Whether you deem his actions as heroic or villainous, there’s no denying that NSA whistleblower Edward Snowden has a damn interesting tale to tell. Which is why it’s surprising that Hollywood has taken this long to come a-knocking, as we usually have the first made for TV movie already hitting our screens before the ink on the newspaper print has even dried.
But Guardian now brings word that not only is the controversial figure finally getting his time in the movie spotlight, but the person doing the spotlight-ing (totally a real word) is a man who knows a thing or two about making movies around controversial figures: Oliver Stone.
The Oscar winning director behind such films as JFK, Platoon, Natural Born Killers and Born On the Fourth of July is set to adapt “The Snowden Files: The Inside Story of the World’s Most Wanted Man”, an ongoing account of the entire saga surrounding the titular whistleblower, penned by Guardian’s own journalist Luke Harding.
First reported in Guardian, the former NSA contractor leaked thousands of classified documents to the media in 2013, revealing the extensive (and some might even argue illegal) global surveillance programs put in place by the NSA and others, in conjunction with several telecommunication companies and European governments. The leak, dubbed the most significant in US history, put him in the crosshairs of the Obama administration who had to go into full damage control mode, forcing him to flee the country under charges of violating the espionage act. After bouncing around from country to country as he fled, he is currently residing in Russia where he was granted asylum, as he would be facing a 30-year prison sentence when he returns to US soil.
With many feeling that what the NSA and the like had done was an invasion of privacy and a violation of their rights, Snowden was viewed as a hero by many people. People like Oliver Stone who had this to say about the matter last year:
“It’s a disgrace that Obama is more concerned with hunting down Snowden than reforming these George Bush-style eavesdropping techniques. To me Snowden is a hero because he revealed secrets that we should all know, that the United States has repeatedly violated the fourth amendment. He should be welcomed and offered asylum. But he has no place to hide because every country is intimidated by the United States.”
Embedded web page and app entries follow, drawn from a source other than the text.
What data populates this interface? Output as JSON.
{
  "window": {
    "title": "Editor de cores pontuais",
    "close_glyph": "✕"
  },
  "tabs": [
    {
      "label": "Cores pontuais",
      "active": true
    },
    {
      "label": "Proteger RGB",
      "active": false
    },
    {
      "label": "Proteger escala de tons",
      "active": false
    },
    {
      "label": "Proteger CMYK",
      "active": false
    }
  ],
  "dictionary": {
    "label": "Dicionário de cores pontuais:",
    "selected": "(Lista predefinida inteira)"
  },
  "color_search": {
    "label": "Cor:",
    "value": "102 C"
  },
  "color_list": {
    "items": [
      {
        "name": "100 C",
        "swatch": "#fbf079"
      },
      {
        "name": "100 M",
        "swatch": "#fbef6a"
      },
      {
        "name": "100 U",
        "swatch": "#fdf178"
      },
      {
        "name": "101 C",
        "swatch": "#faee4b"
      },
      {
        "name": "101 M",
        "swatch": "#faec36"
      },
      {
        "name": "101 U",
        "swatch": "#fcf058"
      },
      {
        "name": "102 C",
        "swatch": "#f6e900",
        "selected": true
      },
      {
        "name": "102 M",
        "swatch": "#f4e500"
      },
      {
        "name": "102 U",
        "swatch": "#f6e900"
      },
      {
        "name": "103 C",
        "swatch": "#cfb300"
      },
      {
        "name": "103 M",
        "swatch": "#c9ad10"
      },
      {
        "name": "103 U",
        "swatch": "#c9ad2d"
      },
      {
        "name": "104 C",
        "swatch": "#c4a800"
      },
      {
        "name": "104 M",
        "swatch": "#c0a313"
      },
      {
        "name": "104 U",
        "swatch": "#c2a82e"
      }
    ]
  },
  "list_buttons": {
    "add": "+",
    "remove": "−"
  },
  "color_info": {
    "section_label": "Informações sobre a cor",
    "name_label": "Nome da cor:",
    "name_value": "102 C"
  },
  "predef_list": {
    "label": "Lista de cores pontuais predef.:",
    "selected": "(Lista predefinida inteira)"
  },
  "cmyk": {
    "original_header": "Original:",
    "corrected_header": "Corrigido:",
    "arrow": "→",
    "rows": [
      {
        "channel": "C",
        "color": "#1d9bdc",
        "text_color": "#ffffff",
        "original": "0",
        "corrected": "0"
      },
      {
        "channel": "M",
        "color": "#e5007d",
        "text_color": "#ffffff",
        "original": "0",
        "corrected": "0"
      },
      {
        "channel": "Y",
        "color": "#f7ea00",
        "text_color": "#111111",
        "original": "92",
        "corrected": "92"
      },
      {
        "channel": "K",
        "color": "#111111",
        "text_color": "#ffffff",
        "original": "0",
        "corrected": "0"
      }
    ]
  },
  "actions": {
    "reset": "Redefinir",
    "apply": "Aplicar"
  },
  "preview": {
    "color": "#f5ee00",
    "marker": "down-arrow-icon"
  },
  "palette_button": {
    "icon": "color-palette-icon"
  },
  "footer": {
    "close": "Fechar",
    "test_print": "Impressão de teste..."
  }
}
Despite having made some of the best films of the last few decades, Stone’s star has waned a bit lately as he has not made anything even remotely close to the lofty standards of his earlier works. His last film, Savages, just skirted under the radar for most, and rightfully so. In fact, it could be argued that he is yet to make a great film in the 21st century, with 1999’s Any Given Sunday being his last true effort (W boasted a superb performance from Josh Brolin, but was a snore fest beside for that). But with a subject matter he clearly feels this strongly about, it may just be the kick in the pants needed to get his film making groove back.
The film will be made as an European co-production, with production set to even begin before the end of 2014. The accelerated schedule is more than likely in response to No Place to Hide, James Bond producers Michael Wilson and Barbara Brocoli’s own Snowden-centric film, adapted from Glenn Greenwald’s novel of the same name. Because in Hollywood, if there’s a big movie being made, you can almost be certain that somebody else is making a similar one as well.
Last Updated: June 4, 2014